What lines in the material hold the string "header"? Return every one of them.

• [Data for the task]:
________________

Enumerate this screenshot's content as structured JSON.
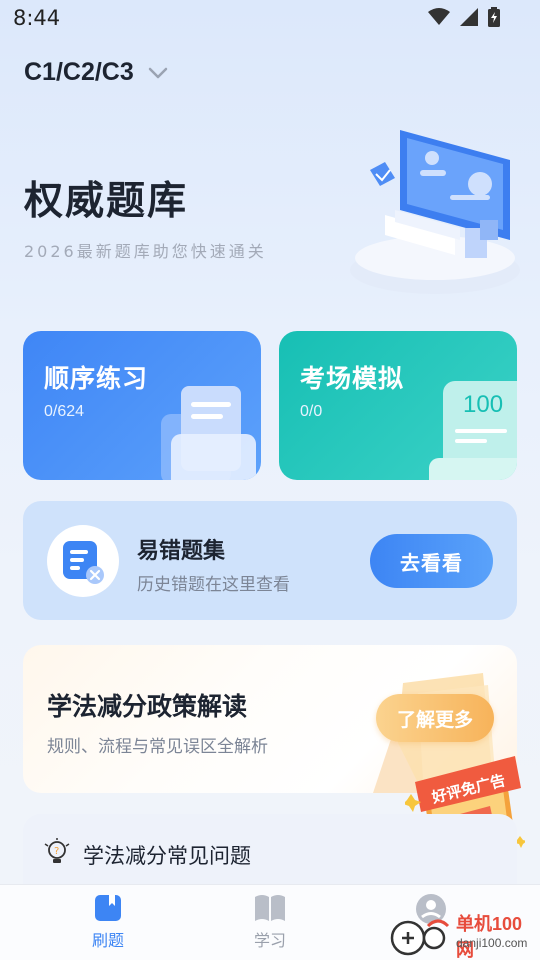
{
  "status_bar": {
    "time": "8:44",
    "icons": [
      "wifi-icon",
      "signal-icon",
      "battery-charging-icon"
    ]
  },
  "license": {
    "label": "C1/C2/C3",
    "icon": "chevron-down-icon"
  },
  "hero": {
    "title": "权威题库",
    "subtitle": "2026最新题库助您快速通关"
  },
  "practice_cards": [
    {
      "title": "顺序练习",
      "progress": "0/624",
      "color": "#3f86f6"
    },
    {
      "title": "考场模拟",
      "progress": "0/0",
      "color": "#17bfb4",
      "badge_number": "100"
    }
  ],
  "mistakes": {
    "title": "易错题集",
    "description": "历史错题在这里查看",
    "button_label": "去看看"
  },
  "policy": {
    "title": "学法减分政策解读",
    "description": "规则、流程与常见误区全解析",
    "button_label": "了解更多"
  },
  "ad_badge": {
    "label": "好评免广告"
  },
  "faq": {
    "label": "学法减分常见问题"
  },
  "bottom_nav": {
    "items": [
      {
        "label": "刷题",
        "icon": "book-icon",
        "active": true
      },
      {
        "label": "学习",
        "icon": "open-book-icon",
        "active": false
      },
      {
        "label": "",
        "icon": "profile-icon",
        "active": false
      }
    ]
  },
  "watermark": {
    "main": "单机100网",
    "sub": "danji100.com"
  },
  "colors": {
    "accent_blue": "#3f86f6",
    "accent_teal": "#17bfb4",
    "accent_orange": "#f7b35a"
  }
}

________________

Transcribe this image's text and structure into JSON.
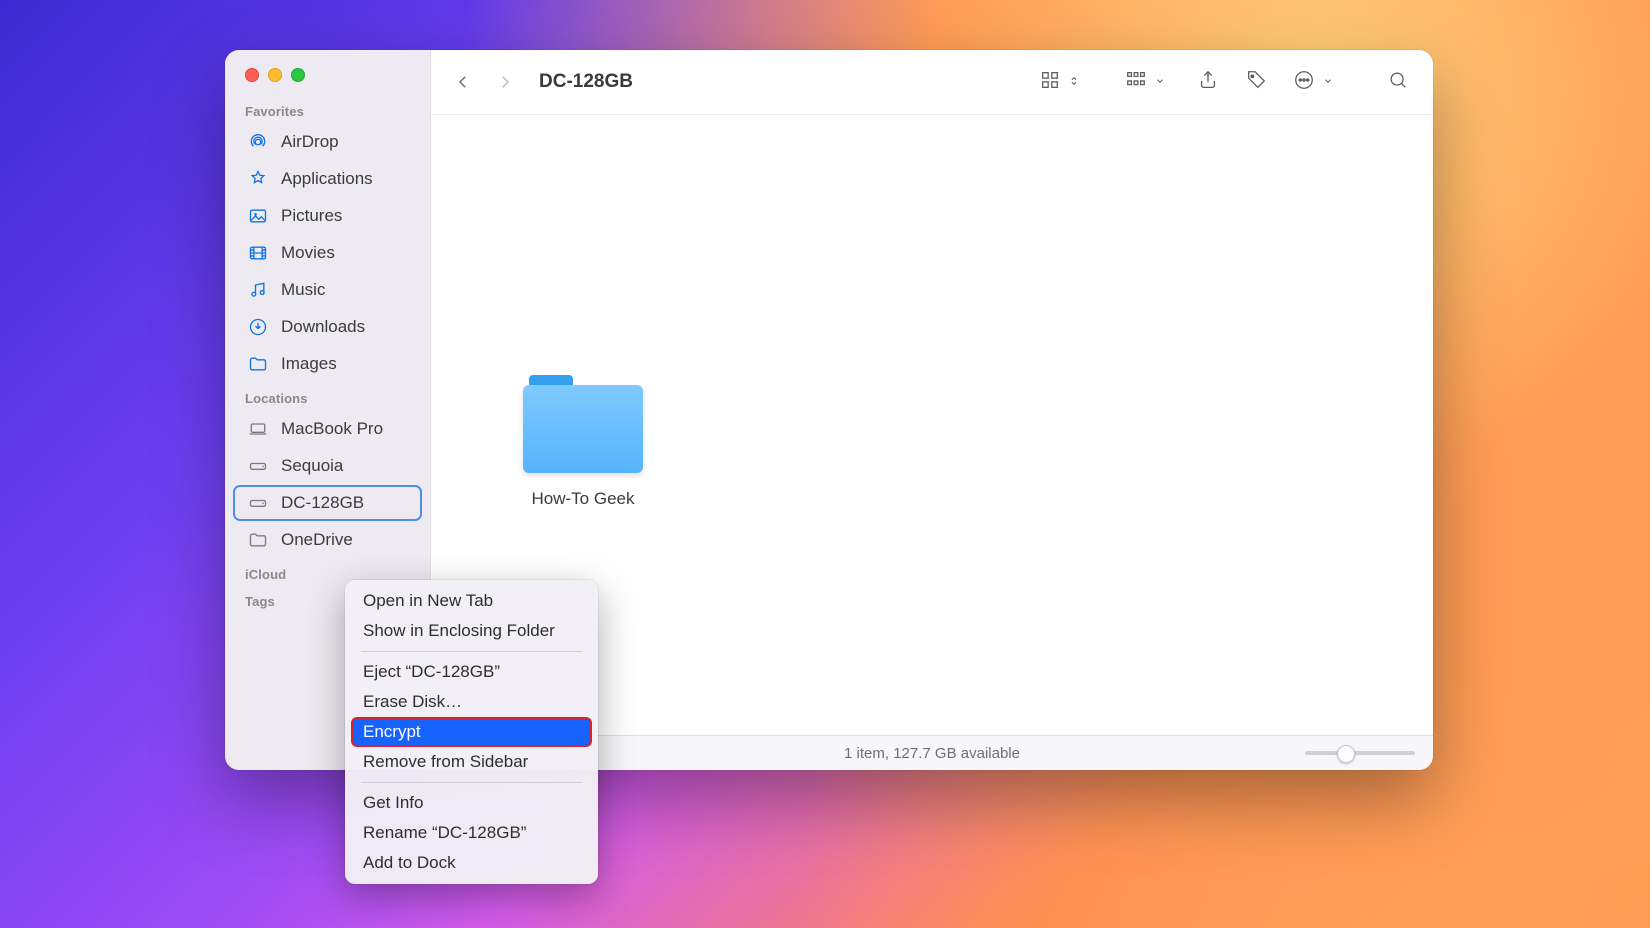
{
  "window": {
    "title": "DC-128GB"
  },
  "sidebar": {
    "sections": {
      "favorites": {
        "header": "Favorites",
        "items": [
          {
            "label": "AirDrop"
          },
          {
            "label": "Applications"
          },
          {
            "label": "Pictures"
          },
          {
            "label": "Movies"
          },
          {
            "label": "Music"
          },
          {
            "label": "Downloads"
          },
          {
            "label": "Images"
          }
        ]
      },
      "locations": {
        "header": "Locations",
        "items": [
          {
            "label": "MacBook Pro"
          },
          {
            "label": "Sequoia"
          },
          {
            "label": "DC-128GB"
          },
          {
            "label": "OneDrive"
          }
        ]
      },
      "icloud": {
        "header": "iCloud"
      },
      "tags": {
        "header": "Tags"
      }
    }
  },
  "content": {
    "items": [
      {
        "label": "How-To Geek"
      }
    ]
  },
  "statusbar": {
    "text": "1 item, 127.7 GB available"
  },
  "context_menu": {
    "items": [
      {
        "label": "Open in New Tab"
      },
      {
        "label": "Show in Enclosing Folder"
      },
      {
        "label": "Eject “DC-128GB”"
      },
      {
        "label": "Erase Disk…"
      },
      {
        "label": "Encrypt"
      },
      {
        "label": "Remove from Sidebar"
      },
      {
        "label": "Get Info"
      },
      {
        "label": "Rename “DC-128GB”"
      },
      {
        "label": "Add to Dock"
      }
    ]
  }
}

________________

• [The answer]:
        "header": "Favorites",
        "header": "Locations",
        "header": "iCloud"
        "header": "Tags"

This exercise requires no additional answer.